Aim of the exercise | Read through the entries below and return each line with the word "date".

Excerpts from an interface dataset
===============
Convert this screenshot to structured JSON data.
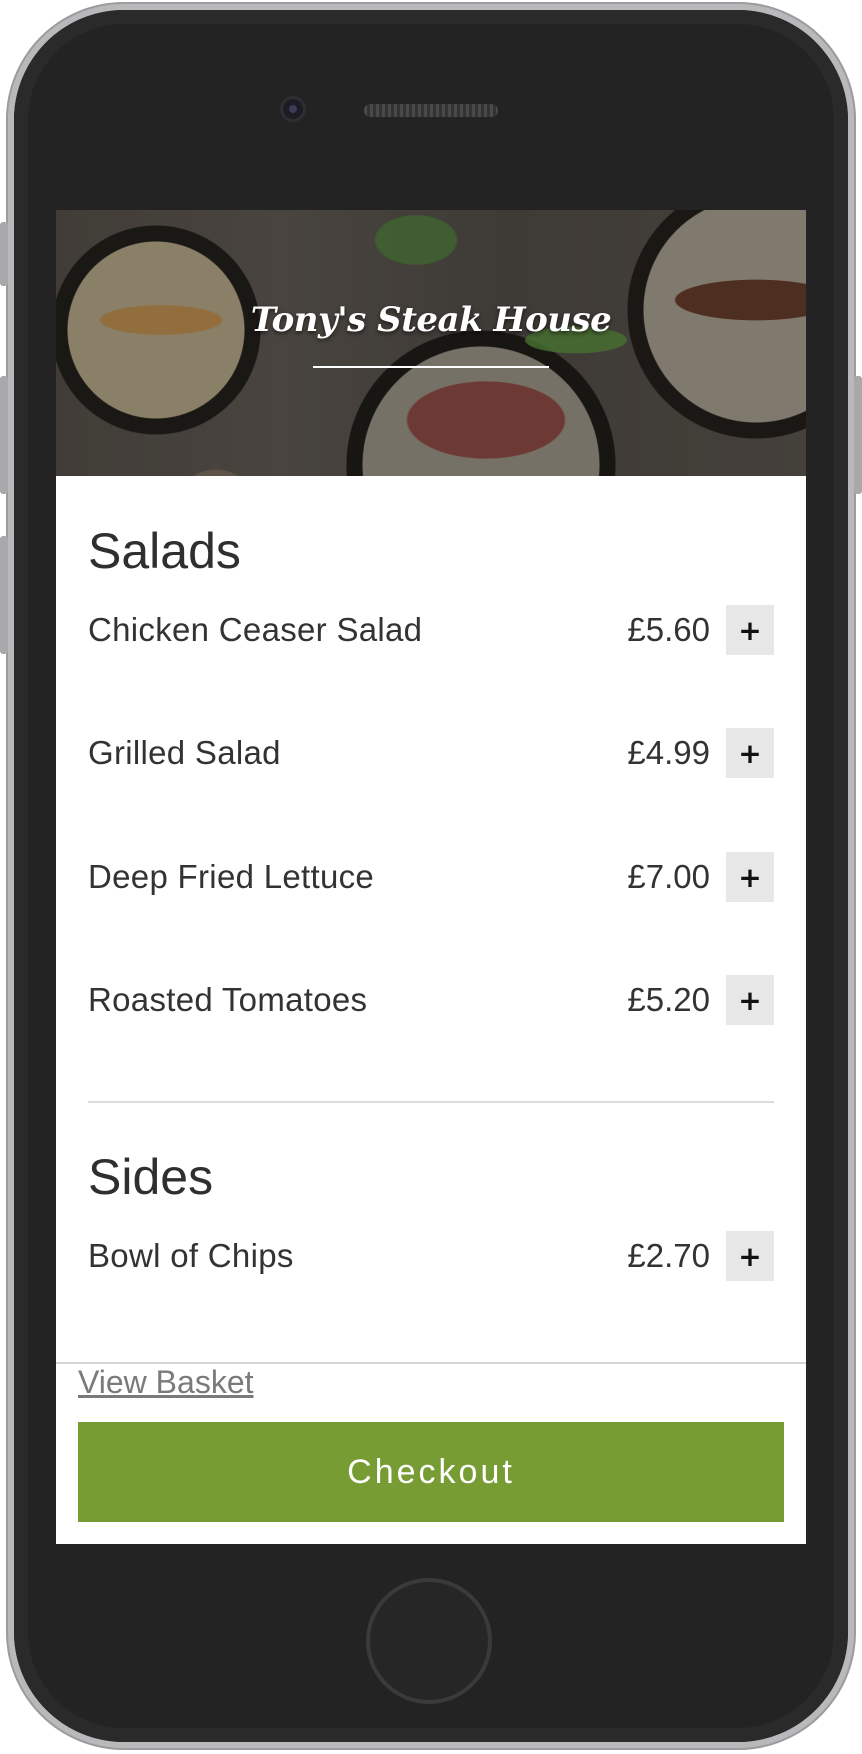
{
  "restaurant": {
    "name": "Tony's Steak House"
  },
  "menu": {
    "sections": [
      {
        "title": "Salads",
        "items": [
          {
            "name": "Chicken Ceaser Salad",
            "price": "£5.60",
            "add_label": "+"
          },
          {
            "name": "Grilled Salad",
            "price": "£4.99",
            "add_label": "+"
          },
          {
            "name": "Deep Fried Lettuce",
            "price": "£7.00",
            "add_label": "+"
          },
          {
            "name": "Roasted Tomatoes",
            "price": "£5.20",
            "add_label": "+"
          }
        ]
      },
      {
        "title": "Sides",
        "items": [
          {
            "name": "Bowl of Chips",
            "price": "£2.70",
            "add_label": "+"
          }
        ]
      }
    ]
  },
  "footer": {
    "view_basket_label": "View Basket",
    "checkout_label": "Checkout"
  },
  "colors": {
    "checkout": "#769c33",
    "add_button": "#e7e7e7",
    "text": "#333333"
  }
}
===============
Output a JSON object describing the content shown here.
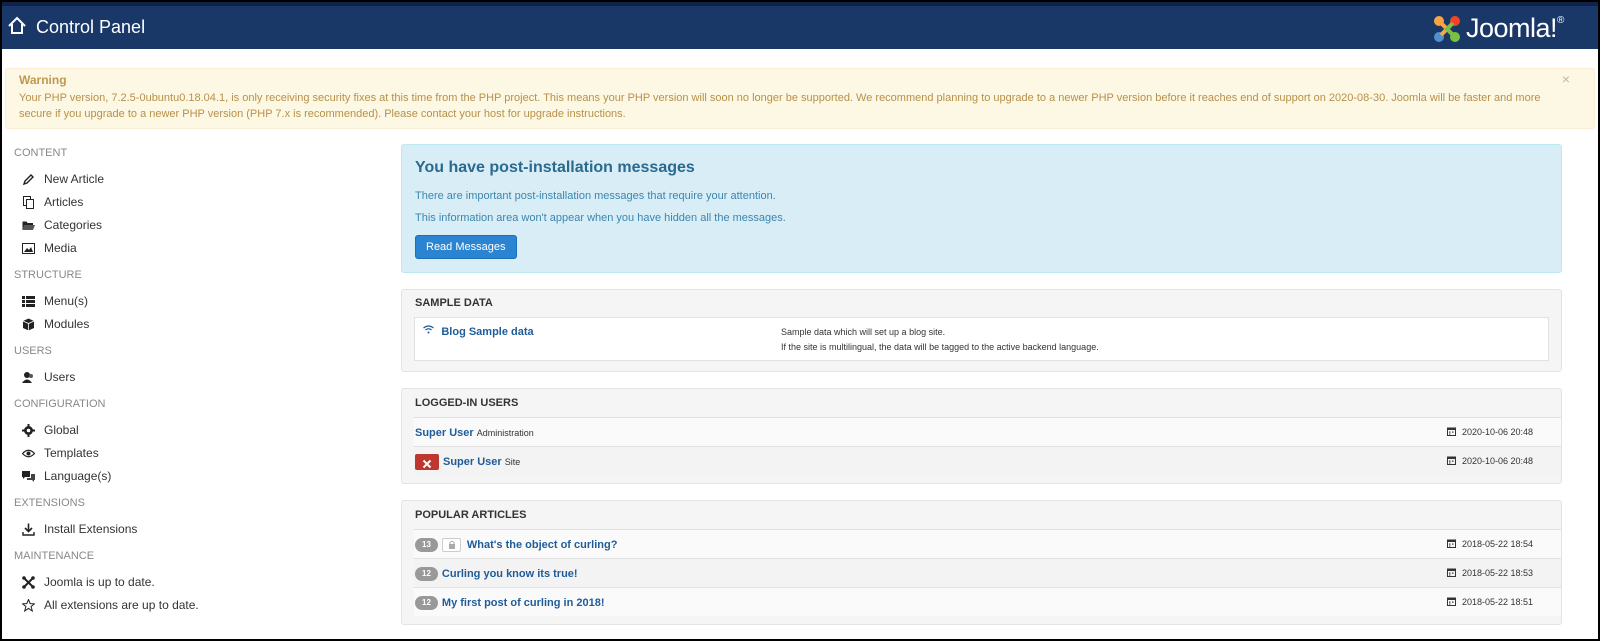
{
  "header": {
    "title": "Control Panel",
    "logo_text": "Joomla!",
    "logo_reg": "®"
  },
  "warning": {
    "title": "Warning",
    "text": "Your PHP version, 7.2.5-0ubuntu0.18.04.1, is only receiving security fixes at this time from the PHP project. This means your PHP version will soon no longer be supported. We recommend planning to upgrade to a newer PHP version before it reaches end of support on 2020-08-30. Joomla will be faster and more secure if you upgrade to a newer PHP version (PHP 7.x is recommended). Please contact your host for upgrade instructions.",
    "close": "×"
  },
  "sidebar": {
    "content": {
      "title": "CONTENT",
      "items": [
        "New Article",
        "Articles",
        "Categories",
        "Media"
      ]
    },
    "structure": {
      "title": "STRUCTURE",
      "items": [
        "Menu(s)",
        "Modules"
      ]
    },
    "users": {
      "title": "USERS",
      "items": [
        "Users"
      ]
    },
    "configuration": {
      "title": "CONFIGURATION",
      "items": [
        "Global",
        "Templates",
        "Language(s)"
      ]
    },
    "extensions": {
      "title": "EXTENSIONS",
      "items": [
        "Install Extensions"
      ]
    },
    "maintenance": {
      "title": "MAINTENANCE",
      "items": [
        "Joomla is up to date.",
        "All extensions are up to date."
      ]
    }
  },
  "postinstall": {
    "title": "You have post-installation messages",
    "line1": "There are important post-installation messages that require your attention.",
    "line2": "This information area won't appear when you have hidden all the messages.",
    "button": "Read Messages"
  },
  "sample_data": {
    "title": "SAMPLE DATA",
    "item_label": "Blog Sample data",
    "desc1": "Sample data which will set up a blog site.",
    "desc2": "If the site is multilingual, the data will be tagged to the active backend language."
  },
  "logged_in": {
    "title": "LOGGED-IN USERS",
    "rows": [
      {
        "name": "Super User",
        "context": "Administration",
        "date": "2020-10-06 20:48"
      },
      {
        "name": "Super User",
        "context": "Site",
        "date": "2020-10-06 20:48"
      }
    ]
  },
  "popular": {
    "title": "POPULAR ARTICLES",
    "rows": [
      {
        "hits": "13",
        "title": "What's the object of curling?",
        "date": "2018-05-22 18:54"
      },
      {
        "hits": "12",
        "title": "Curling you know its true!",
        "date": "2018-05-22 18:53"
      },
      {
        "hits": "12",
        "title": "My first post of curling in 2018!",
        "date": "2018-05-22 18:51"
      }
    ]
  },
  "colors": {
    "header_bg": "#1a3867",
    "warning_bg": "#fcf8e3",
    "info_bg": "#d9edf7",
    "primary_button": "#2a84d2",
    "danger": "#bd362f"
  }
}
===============
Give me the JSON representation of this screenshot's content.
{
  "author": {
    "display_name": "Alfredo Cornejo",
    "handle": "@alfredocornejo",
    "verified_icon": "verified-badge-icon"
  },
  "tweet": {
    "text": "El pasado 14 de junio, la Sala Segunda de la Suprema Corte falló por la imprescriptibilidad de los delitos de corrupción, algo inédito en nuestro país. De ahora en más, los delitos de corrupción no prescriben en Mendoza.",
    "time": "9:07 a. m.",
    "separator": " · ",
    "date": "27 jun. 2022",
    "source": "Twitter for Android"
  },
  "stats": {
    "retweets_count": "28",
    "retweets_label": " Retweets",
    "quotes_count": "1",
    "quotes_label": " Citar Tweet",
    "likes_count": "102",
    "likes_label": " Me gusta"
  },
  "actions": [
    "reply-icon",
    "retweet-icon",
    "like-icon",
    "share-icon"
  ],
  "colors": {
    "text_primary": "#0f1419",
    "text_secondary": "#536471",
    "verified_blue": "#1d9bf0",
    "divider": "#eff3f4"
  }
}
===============
Exercise solution |
        "Joomla is up to date.",
        "All extensions are up to date."
        "date": "2020-10-06 20:48"
        "date": "2020-10-06 20:48"
        "date": "2018-05-22 18:54"
        "date": "2018-05-22 18:53"
        "date": "2018-05-22 18:51"
    "date": "27 jun. 2022",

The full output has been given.